Goal of the exercise » Reproduce the following entries exactly, leaving nothing out.

** Opening Supplied material block **

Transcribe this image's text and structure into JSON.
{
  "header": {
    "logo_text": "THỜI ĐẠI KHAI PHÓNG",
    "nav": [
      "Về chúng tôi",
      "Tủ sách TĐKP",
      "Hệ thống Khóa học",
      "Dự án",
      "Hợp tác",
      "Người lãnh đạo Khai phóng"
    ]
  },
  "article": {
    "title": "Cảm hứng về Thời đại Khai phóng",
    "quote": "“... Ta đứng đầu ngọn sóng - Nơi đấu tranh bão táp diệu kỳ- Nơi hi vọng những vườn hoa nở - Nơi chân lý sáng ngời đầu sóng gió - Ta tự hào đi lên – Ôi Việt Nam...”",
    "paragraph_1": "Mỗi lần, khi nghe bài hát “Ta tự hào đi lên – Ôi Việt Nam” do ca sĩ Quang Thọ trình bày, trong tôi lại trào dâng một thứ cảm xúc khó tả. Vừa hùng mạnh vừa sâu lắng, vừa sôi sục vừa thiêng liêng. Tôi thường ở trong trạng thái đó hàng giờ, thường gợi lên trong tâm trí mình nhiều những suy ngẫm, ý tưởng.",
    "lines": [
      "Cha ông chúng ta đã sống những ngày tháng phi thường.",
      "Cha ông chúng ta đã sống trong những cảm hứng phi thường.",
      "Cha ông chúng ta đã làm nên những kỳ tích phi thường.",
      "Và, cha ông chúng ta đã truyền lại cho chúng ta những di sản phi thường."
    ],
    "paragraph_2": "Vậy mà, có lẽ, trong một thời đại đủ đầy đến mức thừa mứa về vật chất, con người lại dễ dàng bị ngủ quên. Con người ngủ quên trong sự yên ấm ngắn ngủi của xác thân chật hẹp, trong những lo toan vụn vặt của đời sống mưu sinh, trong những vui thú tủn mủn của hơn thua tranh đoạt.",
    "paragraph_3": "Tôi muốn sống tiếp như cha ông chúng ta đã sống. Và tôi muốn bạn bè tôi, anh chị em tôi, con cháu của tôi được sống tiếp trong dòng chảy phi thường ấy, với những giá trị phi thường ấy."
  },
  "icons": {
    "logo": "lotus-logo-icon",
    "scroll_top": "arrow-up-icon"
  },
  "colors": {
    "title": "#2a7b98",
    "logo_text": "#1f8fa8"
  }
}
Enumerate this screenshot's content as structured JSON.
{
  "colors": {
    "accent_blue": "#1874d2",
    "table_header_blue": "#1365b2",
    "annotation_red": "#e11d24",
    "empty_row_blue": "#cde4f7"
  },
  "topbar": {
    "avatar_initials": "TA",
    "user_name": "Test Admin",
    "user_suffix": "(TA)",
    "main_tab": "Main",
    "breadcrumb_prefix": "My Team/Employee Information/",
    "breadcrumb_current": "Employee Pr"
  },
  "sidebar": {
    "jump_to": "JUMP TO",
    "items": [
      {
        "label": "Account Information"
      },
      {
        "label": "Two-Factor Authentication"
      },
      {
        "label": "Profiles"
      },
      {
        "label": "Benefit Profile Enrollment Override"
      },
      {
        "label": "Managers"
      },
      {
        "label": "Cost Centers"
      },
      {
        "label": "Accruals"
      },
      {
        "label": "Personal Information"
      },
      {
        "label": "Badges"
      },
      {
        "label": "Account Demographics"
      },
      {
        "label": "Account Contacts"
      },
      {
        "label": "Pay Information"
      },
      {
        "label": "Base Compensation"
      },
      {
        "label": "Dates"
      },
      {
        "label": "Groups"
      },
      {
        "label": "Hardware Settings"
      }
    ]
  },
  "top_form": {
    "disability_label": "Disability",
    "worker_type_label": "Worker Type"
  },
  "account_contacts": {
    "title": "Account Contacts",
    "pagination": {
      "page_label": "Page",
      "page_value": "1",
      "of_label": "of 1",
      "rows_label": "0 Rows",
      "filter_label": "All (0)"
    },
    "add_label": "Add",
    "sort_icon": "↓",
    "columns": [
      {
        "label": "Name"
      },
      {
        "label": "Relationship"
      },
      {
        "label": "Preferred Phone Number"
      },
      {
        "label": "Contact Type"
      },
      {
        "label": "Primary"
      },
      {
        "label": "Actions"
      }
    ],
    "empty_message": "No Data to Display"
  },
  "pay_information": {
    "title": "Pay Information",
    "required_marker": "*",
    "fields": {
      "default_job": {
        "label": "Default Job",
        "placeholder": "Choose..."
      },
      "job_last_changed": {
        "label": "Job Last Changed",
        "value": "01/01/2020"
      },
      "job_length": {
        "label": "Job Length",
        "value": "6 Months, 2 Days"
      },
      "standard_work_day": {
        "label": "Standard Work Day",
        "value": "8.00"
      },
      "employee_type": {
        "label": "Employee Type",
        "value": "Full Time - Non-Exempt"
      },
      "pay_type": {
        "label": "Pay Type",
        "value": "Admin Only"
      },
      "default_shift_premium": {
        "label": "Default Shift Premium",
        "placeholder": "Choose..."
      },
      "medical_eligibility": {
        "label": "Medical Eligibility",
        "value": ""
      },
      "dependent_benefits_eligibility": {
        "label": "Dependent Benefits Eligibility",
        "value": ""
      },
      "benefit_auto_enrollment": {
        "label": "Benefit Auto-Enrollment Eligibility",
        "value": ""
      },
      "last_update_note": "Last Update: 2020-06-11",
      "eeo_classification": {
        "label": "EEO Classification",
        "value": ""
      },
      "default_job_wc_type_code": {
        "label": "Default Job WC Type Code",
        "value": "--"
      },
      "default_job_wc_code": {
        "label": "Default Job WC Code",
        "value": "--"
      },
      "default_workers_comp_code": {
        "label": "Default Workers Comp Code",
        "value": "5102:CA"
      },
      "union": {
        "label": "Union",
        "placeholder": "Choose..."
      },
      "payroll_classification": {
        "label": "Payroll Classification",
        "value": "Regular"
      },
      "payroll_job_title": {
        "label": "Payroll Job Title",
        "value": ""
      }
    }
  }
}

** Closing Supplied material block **

Your response »
Transcribe this image's text and structure into JSON.
{
  "header": {
    "logo_text": "THỜI ĐẠI KHAI PHÓNG",
    "nav": [
      "Về chúng tôi",
      "Tủ sách TĐKP",
      "Hệ thống Khóa học",
      "Dự án",
      "Hợp tác",
      "Người lãnh đạo Khai phóng"
    ]
  },
  "article": {
    "title": "Cảm hứng về Thời đại Khai phóng",
    "quote": "“... Ta đứng đầu ngọn sóng - Nơi đấu tranh bão táp diệu kỳ- Nơi hi vọng những vườn hoa nở - Nơi chân lý sáng ngời đầu sóng gió - Ta tự hào đi lên – Ôi Việt Nam...”",
    "paragraph_1": "Mỗi lần, khi nghe bài hát “Ta tự hào đi lên – Ôi Việt Nam” do ca sĩ Quang Thọ trình bày, trong tôi lại trào dâng một thứ cảm xúc khó tả. Vừa hùng mạnh vừa sâu lắng, vừa sôi sục vừa thiêng liêng. Tôi thường ở trong trạng thái đó hàng giờ, thường gợi lên trong tâm trí mình nhiều những suy ngẫm, ý tưởng.",
    "lines": [
      "Cha ông chúng ta đã sống những ngày tháng phi thường.",
      "Cha ông chúng ta đã sống trong những cảm hứng phi thường.",
      "Cha ông chúng ta đã làm nên những kỳ tích phi thường.",
      "Và, cha ông chúng ta đã truyền lại cho chúng ta những di sản phi thường."
    ],
    "paragraph_2": "Vậy mà, có lẽ, trong một thời đại đủ đầy đến mức thừa mứa về vật chất, con người lại dễ dàng bị ngủ quên. Con người ngủ quên trong sự yên ấm ngắn ngủi của xác thân chật hẹp, trong những lo toan vụn vặt của đời sống mưu sinh, trong những vui thú tủn mủn của hơn thua tranh đoạt.",
    "paragraph_3": "Tôi muốn sống tiếp như cha ông chúng ta đã sống. Và tôi muốn bạn bè tôi, anh chị em tôi, con cháu của tôi được sống tiếp trong dòng chảy phi thường ấy, với những giá trị phi thường ấy."
  },
  "icons": {
    "logo": "lotus-logo-icon",
    "scroll_top": "arrow-up-icon"
  },
  "colors": {
    "title": "#2a7b98",
    "logo_text": "#1f8fa8"
  }
}
Enumerate this screenshot's content as structured JSON.
{
  "colors": {
    "accent_blue": "#1874d2",
    "table_header_blue": "#1365b2",
    "annotation_red": "#e11d24",
    "empty_row_blue": "#cde4f7"
  },
  "topbar": {
    "avatar_initials": "TA",
    "user_name": "Test Admin",
    "user_suffix": "(TA)",
    "main_tab": "Main",
    "breadcrumb_prefix": "My Team/Employee Information/",
    "breadcrumb_current": "Employee Pr"
  },
  "sidebar": {
    "jump_to": "JUMP TO",
    "items": [
      {
        "label": "Account Information"
      },
      {
        "label": "Two-Factor Authentication"
      },
      {
        "label": "Profiles"
      },
      {
        "label": "Benefit Profile Enrollment Override"
      },
      {
        "label": "Managers"
      },
      {
        "label": "Cost Centers"
      },
      {
        "label": "Accruals"
      },
      {
        "label": "Personal Information"
      },
      {
        "label": "Badges"
      },
      {
        "label": "Account Demographics"
      },
      {
        "label": "Account Contacts"
      },
      {
        "label": "Pay Information"
      },
      {
        "label": "Base Compensation"
      },
      {
        "label": "Dates"
      },
      {
        "label": "Groups"
      },
      {
        "label": "Hardware Settings"
      }
    ]
  },
  "top_form": {
    "disability_label": "Disability",
    "worker_type_label": "Worker Type"
  },
  "account_contacts": {
    "title": "Account Contacts",
    "pagination": {
      "page_label": "Page",
      "page_value": "1",
      "of_label": "of 1",
      "rows_label": "0 Rows",
      "filter_label": "All (0)"
    },
    "add_label": "Add",
    "sort_icon": "↓",
    "columns": [
      {
        "label": "Name"
      },
      {
        "label": "Relationship"
      },
      {
        "label": "Preferred Phone Number"
      },
      {
        "label": "Contact Type"
      },
      {
        "label": "Primary"
      },
      {
        "label": "Actions"
      }
    ],
    "empty_message": "No Data to Display"
  },
  "pay_information": {
    "title": "Pay Information",
    "required_marker": "*",
    "fields": {
      "default_job": {
        "label": "Default Job",
        "placeholder": "Choose..."
      },
      "job_last_changed": {
        "label": "Job Last Changed",
        "value": "01/01/2020"
      },
      "job_length": {
        "label": "Job Length",
        "value": "6 Months, 2 Days"
      },
      "standard_work_day": {
        "label": "Standard Work Day",
        "value": "8.00"
      },
      "employee_type": {
        "label": "Employee Type",
        "value": "Full Time - Non-Exempt"
      },
      "pay_type": {
        "label": "Pay Type",
        "value": "Admin Only"
      },
      "default_shift_premium": {
        "label": "Default Shift Premium",
        "placeholder": "Choose..."
      },
      "medical_eligibility": {
        "label": "Medical Eligibility",
        "value": ""
      },
      "dependent_benefits_eligibility": {
        "label": "Dependent Benefits Eligibility",
        "value": ""
      },
      "benefit_auto_enrollment": {
        "label": "Benefit Auto-Enrollment Eligibility",
        "value": ""
      },
      "last_update_note": "Last Update: 2020-06-11",
      "eeo_classification": {
        "label": "EEO Classification",
        "value": ""
      },
      "default_job_wc_type_code": {
        "label": "Default Job WC Type Code",
        "value": "--"
      },
      "default_job_wc_code": {
        "label": "Default Job WC Code",
        "value": "--"
      },
      "default_workers_comp_code": {
        "label": "Default Workers Comp Code",
        "value": "5102:CA"
      },
      "union": {
        "label": "Union",
        "placeholder": "Choose..."
      },
      "payroll_classification": {
        "label": "Payroll Classification",
        "value": "Regular"
      },
      "payroll_job_title": {
        "label": "Payroll Job Title",
        "value": ""
      }
    }
  }
}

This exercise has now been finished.